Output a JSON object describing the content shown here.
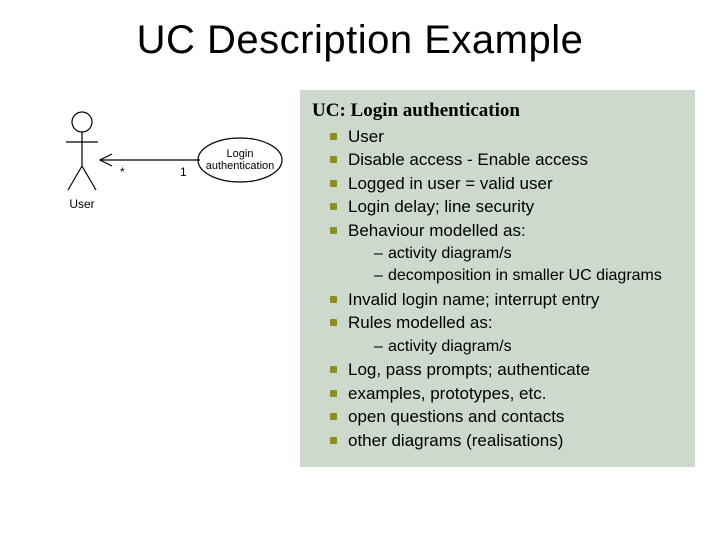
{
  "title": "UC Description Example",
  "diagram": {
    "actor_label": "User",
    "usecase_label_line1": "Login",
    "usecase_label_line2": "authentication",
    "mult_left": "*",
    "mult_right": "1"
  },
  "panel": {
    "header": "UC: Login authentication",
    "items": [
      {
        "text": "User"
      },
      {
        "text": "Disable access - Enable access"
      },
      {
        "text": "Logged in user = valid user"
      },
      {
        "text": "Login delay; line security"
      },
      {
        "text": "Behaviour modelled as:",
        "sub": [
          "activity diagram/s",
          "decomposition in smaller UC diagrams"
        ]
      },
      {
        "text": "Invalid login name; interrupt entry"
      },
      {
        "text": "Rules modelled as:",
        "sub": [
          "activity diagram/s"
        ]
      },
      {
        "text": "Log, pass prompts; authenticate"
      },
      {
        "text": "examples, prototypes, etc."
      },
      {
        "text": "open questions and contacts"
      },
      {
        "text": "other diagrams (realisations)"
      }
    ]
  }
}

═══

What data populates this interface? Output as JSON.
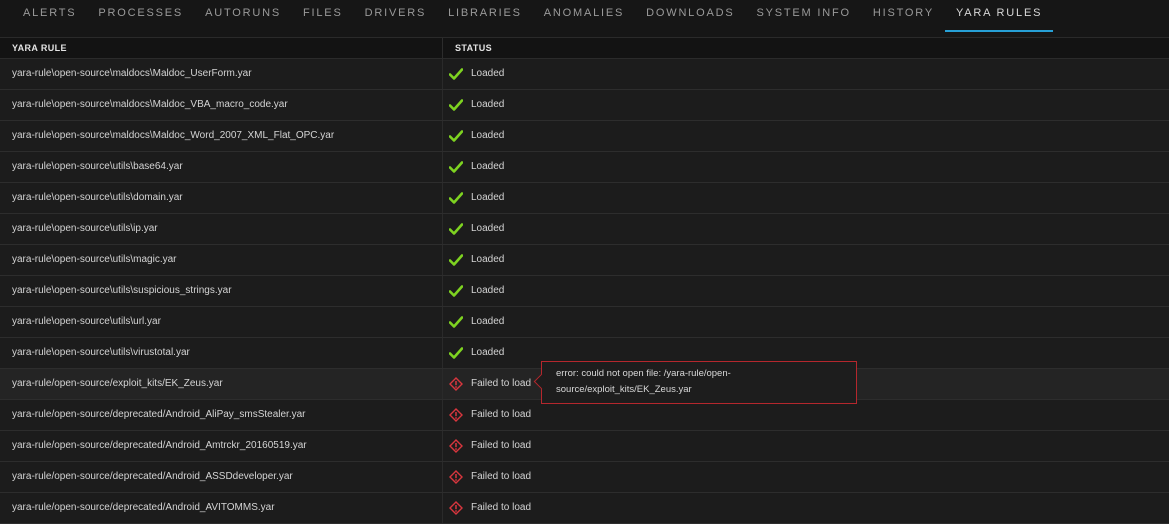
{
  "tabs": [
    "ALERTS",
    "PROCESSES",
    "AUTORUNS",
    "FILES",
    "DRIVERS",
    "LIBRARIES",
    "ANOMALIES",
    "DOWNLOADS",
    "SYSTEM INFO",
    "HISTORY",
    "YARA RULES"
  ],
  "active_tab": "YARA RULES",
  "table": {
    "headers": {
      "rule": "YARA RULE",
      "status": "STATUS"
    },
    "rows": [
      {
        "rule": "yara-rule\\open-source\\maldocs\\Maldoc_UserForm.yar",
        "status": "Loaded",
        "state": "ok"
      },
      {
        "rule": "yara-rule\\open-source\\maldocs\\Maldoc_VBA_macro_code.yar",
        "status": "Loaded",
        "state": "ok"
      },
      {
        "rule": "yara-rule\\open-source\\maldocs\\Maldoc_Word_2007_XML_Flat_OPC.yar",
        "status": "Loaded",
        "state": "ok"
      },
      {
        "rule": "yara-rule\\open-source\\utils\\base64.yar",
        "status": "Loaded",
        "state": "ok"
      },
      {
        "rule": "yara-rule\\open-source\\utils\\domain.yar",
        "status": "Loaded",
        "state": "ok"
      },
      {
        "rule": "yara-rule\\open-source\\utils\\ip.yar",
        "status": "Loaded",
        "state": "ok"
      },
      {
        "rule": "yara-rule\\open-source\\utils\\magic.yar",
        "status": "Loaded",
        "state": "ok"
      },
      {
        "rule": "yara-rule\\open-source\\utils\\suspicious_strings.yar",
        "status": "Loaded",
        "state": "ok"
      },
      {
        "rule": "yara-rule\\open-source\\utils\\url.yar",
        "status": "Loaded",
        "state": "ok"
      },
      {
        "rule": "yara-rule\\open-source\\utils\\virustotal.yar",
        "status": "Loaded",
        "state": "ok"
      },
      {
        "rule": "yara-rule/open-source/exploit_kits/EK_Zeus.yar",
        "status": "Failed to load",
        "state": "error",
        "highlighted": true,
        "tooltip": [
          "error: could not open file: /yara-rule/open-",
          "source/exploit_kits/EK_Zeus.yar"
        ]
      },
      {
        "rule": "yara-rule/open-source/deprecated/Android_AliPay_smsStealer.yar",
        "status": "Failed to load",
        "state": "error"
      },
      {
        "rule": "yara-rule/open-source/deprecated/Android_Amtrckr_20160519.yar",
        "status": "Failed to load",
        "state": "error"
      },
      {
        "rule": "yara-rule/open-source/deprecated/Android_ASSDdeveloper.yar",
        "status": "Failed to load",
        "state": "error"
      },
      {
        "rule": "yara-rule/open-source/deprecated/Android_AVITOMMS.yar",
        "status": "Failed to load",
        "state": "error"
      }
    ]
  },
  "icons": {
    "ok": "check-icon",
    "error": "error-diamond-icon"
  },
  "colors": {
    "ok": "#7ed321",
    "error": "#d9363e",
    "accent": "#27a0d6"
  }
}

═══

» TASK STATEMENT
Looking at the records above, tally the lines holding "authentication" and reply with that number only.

» EXPECTED ANSWER
2